I am grateful to my hon. Friend for raising that matter, because he brought forward a really important private Member’s Bill. The consultation concluded on 18 June after receiving over 350 responses. Officials are currently analysing all those responses and will report as soon as possible.

Much has been achieved since 2015 to improve the quality of bereavement care for parents, and I put on record the efforts of the all-party parliamentary group on baby loss, ably led by my hon. Friend the Member for Eddisbury with support from Members on both sides of the House. I will speak more about developments in bereavement care in a moment, but first I would like to talk about some of the progress made by the NHS on improving safety and reducing baby loss in maternity and neonatal services.

I cannot continue any further without putting on record my enormous thanks and gratitude to my right hon. Friend Mr Hunt, who has done more than anybody to further the cause of patient safety and to investigate the untimely deaths of babies, and across the NHS. I thank him from all of us for his incredible work in that space.

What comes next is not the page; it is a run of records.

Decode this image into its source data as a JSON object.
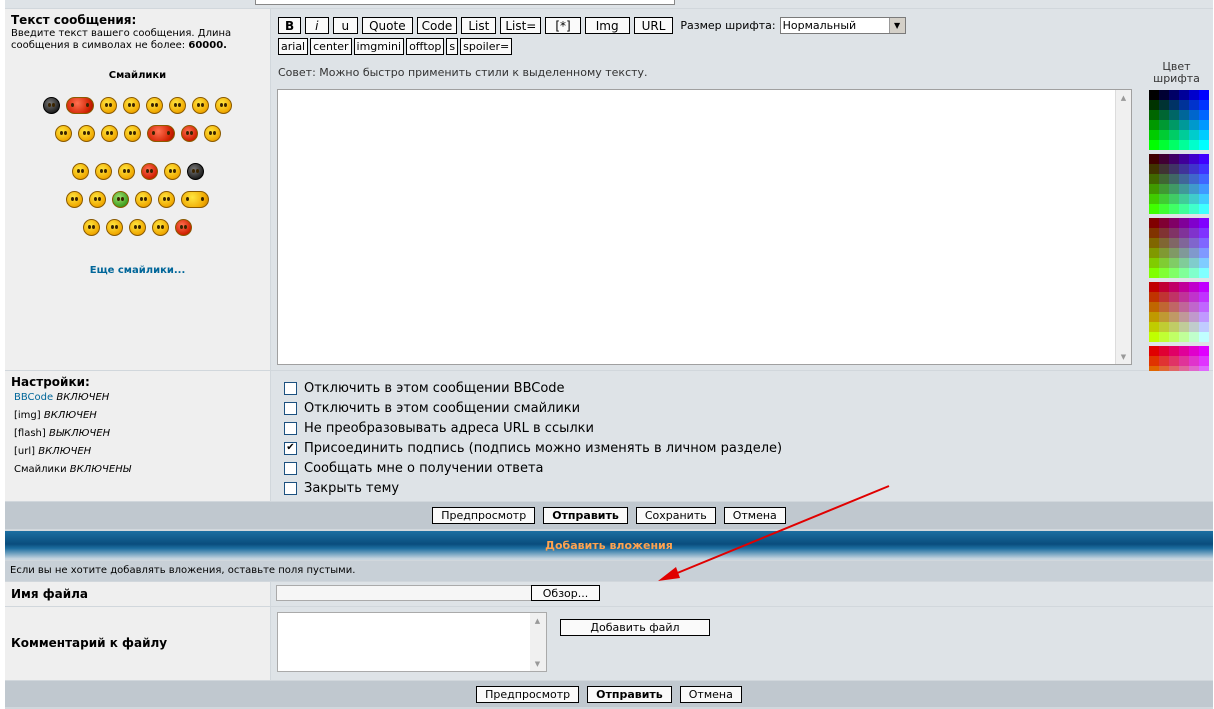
{
  "message": {
    "label": "Текст сообщения:",
    "hint_text": "Введите текст вашего сообщения. Длина сообщения в символах не более:",
    "max_length": "60000.",
    "tip": "Совет: Можно быстро применить стили к выделенному тексту."
  },
  "smilies": {
    "title": "Смайлики",
    "more_link": "Еще смайлики..."
  },
  "toolbar": {
    "row1": [
      "B",
      "i",
      "u",
      "Quote",
      "Code",
      "List",
      "List=",
      "[*]",
      "Img",
      "URL"
    ],
    "row2": [
      "arial",
      "center",
      "imgmini",
      "offtop",
      "s",
      "spoiler="
    ],
    "font_size_label": "Размер шрифта:",
    "font_size_value": "Нормальный"
  },
  "color": {
    "caption_line1": "Цвет",
    "caption_line2": "шрифта"
  },
  "settings": {
    "label": "Настройки:",
    "items": [
      {
        "key": "BBCode",
        "state": "ВКЛЮЧЕН"
      },
      {
        "key": "[img]",
        "state": "ВКЛЮЧЕН"
      },
      {
        "key": "[flash]",
        "state": "ВЫКЛЮЧЕН"
      },
      {
        "key": "[url]",
        "state": "ВКЛЮЧЕН"
      },
      {
        "key": "Смайлики",
        "state": "ВКЛЮЧЕНЫ"
      }
    ],
    "options": [
      {
        "label": "Отключить в этом сообщении BBCode",
        "checked": false
      },
      {
        "label": "Отключить в этом сообщении смайлики",
        "checked": false
      },
      {
        "label": "Не преобразовывать адреса URL в ссылки",
        "checked": false
      },
      {
        "label": "Присоединить подпись (подпись можно изменять в личном разделе)",
        "checked": true
      },
      {
        "label": "Сообщать мне о получении ответа",
        "checked": false
      },
      {
        "label": "Закрыть тему",
        "checked": false
      }
    ]
  },
  "form_buttons": {
    "preview": "Предпросмотр",
    "submit": "Отправить",
    "save": "Сохранить",
    "cancel": "Отмена"
  },
  "attachments": {
    "header": "Добавить вложения",
    "note": "Если вы не хотите добавлять вложения, оставьте поля пустыми.",
    "filename_label": "Имя файла",
    "browse_label": "Обзор...",
    "comment_label": "Комментарий к файлу",
    "add_file_label": "Добавить файл"
  },
  "bottom_buttons": {
    "preview": "Предпросмотр",
    "submit": "Отправить",
    "cancel": "Отмена"
  },
  "colors": {
    "link": "#006699",
    "header_text": "#ffa34f",
    "annotation_arrow": "#e00000"
  }
}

Members will be aware of the Government’s ambition to halve the rates of stillbirths and neonatal deaths by 2025, with an interim ambition to achieve a 20% reduction in those rates by 2020. The ambition includes similar reductions in maternal mortality and serious brain injuries in babies during or soon after birth, and a 25% reduction in the pre-term birth rate from the current 8% to 6% by 2025.

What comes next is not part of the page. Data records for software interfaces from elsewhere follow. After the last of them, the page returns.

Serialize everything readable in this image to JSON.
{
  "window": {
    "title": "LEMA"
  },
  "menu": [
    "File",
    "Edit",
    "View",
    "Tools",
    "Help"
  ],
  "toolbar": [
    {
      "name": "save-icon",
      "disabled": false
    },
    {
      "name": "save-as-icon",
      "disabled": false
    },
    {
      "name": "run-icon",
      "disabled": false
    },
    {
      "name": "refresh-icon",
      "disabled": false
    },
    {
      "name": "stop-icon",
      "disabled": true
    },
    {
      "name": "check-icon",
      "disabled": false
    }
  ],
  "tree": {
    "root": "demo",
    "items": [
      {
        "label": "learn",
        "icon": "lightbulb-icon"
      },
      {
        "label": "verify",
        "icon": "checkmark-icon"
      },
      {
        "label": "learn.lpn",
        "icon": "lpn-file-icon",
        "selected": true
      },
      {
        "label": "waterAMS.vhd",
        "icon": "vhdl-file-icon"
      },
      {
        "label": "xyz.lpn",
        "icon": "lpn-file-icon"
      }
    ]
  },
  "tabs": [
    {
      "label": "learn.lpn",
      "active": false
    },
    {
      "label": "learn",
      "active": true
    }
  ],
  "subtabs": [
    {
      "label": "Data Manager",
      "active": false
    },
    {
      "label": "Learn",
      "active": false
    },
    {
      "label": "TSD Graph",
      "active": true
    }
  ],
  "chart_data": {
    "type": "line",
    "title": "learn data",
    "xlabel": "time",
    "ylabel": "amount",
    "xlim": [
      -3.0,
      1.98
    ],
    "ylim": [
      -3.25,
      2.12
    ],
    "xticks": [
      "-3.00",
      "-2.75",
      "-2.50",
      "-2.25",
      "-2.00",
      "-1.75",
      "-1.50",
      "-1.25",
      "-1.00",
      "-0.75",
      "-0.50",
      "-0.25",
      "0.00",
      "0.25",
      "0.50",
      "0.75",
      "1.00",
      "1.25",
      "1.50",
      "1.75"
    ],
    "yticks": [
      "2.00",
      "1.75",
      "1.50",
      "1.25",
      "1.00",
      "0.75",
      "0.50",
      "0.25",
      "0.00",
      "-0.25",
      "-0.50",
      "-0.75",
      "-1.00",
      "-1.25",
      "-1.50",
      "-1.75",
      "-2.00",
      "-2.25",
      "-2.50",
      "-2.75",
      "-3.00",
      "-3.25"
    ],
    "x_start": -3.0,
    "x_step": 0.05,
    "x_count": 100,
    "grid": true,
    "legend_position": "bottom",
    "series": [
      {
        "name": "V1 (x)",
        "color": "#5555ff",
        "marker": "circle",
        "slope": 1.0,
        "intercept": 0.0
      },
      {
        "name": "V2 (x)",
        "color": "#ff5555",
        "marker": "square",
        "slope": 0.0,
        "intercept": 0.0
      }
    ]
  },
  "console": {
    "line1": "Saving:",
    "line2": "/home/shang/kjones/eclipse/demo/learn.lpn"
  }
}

This ambition was set in November 2015, when the Lancet stillbirth series ranked the UK 33rd out of 35 high-income countries for stillbirths. Case reviews of stillbirths and neonatal deaths suggest that many such deaths might have been prevented by better clinical care, and the Morecambe Bay investigation report made 44 recommendations for improving the safety of maternity services.

In 2016-17, the Department of Health launched a range of initiatives that are being delivered by the NHS under the auspices of the maternity transformation programme, and I would like to mention a few of those achievements. Every NHS trust with maternity services now has a board that includes obstetric and midwifery safety champions to lead the development of an organisational safety culture. Every trust has received a share of the £8.1 million maternity safety training fund, and 30,945 training places for multidisciplinary teams were delivered in 2018-19, with courses focusing on training for childbirth emergencies in labour wards and in the community, as well as on leadership, communication and resilience.

Evaluation of the “Saving Babies’ Lives” care bundle found that clinical improvements such as better monitoring of a baby’s growth and movement in pregnancy, as well as better monitoring in labour, mean that maternity staff have helped to save more than 160 babies’ lives across 19 maternity units. An estimated 600 stillbirths could be prevented annually if all maternity units adopted national best practice. A revised version of the care bundle is currently being rolled out across England, and it includes elements to reduce the number of pre-term births and to optimise care where pre-term delivery cannot be prevented.